We had a couple of goats as pets when I was 10 years old. Correction, we thought we had pet goats, our father had the July 4th BBQ menu.
My two brothers and sister were excited when our father showed up at our home a few days before July 4th with two white and brown goats. We walked them around the yard by their rope leashes and even fed them carrots. I think my brother Lynn was the most excited and seemed to really take a liking to them.
I believe in his 9-year old mind he would one day train the goats to do tricks and possibly even take a ride on them when they were bigger. Unfortunately, their size was absolutely perfect for what my father had in mind.
On Thursday, July 3 my father returned home from working the midnight shift at the local paper mill where he was a supervisor and proceeded in his familiar routine when having a long holiday weekend to start taste testing Budweiser. It was only a few hours later he was in the backyard at a makeshift table and only minutes later we lost one of our “pet” goats.
We were absolutely distraught. As crazy as we know our world today is, think about 1969 and the things we saw.
America would be launching astronauts in just a few days heading to the moon and in fact on July 20 Neal Armstrong and Buzz Aldrin would step foot on the lunar surface, and here in our backyard our father was slaughtering goats for an old fashioned Alabama July 4th BBQ. That’s quite the difference!
As our father’s Budweiser “tasting” continued, his pace and initiative slowed. He went inside for a nap after working overnight and said he would return to finish his BBQ prep work. A few hours later he stepped into the backyard to continue his “tasting” and his culinary set up.
The remaining goat was gone.
The small rope which had been attached to its neck was still tied to the tree in the yard, but the goat had vanished. Our father yelled with anger and summoned all four of us.
“Find the goat, or it’s whippings for everyone,” he said. We were accustomed to such whippings and to be honest, that was part of parenting in the 1960’s, or at least it was in our house. I might go a little farther and say sometimes we certainly deserved it.
We started searching the neighborhood on our bikes and our father, ever the entertainer when he was doing his “tasting,” called the local radio station telling everyone to be on the lookout for the goat. Soon we had expanded the search to other neighborhoods and even local people were looking for the goat. The radio station started getting calls about “goat sightings.”
“Last seen on Wingard Street, the goat was spotted in Mrs. Thigpen’s garden,” the radio stations DJ reported and a gentleman yelled from his car as he searched for the goat. Another man in his car passed and said, “He’s in the junkyard!”
We turned and sped away. Many years later I recalled this crazy hunt when watching the all-time classic movie E.T. Our bike ride was exactly what the boys did in trying to save E.T. except we were looking for a goat, not helping an alien escape.

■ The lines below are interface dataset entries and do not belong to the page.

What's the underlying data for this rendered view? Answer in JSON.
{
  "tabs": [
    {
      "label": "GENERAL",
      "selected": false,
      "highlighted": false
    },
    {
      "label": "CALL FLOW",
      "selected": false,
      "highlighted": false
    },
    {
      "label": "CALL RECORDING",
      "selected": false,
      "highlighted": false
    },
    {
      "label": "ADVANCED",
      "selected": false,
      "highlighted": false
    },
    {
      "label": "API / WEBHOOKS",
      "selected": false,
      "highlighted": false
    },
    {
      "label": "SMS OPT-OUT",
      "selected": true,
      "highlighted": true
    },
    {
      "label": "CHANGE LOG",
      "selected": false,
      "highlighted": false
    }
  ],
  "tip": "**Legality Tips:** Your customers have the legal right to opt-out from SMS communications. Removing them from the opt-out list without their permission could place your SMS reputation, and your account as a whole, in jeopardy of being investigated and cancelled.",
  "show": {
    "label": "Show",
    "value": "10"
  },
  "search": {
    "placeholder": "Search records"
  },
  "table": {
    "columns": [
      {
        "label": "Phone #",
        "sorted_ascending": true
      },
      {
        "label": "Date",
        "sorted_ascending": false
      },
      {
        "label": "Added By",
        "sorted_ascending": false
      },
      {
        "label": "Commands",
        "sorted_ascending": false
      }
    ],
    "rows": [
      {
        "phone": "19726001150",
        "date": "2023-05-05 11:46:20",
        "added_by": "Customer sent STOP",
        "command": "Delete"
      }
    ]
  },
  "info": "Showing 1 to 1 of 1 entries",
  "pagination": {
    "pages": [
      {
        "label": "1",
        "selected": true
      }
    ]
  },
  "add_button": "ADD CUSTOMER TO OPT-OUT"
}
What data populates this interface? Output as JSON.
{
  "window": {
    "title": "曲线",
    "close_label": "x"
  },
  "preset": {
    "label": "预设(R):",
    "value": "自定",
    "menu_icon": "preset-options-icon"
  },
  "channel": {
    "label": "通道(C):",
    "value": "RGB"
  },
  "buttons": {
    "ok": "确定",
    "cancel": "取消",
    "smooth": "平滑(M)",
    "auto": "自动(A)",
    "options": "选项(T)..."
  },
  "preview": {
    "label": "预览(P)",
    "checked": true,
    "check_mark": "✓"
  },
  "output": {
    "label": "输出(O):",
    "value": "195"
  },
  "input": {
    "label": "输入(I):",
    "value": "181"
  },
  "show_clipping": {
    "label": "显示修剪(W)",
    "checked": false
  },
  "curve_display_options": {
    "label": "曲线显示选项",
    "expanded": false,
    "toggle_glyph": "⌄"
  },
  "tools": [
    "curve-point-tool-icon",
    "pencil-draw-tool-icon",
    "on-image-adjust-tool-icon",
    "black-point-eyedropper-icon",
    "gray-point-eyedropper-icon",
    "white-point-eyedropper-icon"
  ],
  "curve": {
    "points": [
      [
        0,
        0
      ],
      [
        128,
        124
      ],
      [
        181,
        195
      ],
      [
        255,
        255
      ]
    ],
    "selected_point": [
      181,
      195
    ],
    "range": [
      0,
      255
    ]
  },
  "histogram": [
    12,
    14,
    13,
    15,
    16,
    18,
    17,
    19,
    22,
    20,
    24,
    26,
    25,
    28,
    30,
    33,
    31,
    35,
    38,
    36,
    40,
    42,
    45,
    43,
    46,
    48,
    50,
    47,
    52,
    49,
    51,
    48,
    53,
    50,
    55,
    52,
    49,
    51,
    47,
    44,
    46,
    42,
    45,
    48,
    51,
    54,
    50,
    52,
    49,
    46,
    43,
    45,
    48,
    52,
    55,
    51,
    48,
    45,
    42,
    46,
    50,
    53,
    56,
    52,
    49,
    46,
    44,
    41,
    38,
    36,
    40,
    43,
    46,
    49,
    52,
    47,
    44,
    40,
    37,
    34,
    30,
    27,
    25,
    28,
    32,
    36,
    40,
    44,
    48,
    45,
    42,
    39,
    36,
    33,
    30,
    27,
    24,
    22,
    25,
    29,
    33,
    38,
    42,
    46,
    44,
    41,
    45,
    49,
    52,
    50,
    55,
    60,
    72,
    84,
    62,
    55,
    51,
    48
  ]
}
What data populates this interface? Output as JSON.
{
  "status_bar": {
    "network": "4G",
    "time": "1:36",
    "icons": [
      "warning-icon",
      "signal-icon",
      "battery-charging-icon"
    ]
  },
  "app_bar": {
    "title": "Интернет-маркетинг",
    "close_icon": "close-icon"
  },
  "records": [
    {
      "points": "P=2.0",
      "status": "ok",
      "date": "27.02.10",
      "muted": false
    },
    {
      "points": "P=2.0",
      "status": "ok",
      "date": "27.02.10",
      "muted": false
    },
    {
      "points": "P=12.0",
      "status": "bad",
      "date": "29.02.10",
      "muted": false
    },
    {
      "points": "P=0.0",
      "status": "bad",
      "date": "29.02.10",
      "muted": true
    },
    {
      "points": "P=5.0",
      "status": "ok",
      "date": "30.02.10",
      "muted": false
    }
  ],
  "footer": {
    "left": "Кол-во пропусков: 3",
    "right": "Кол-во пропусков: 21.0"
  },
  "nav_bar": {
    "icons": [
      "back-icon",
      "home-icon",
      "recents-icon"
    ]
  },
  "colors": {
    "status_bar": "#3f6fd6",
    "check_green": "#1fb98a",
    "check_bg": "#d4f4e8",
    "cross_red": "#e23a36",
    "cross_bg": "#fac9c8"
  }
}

We rounded the gate at the junkyard and there stood the goat on top of a burned out VW Bug. He stared at us, we stared at him and we could hear the cars closing in.
Lynn yelled, “Run Baby Goat!”
The goat bounded a small fence into a thick brush of woods and weeds, never to be seen again although the search continued by area folks, more as fun than actually finding the goat.
We never revealed to our father that Lynn had indeed released the goat and ruined his goat BBQ. He managed to feed all his friends with one, hamburgers and hot dogs completed his menu.
The whipping was worth every minute of it.
If you see me, say “Hey!”
Dee McLelland is the Publisher of the Coastal Courier and the Bryan County News.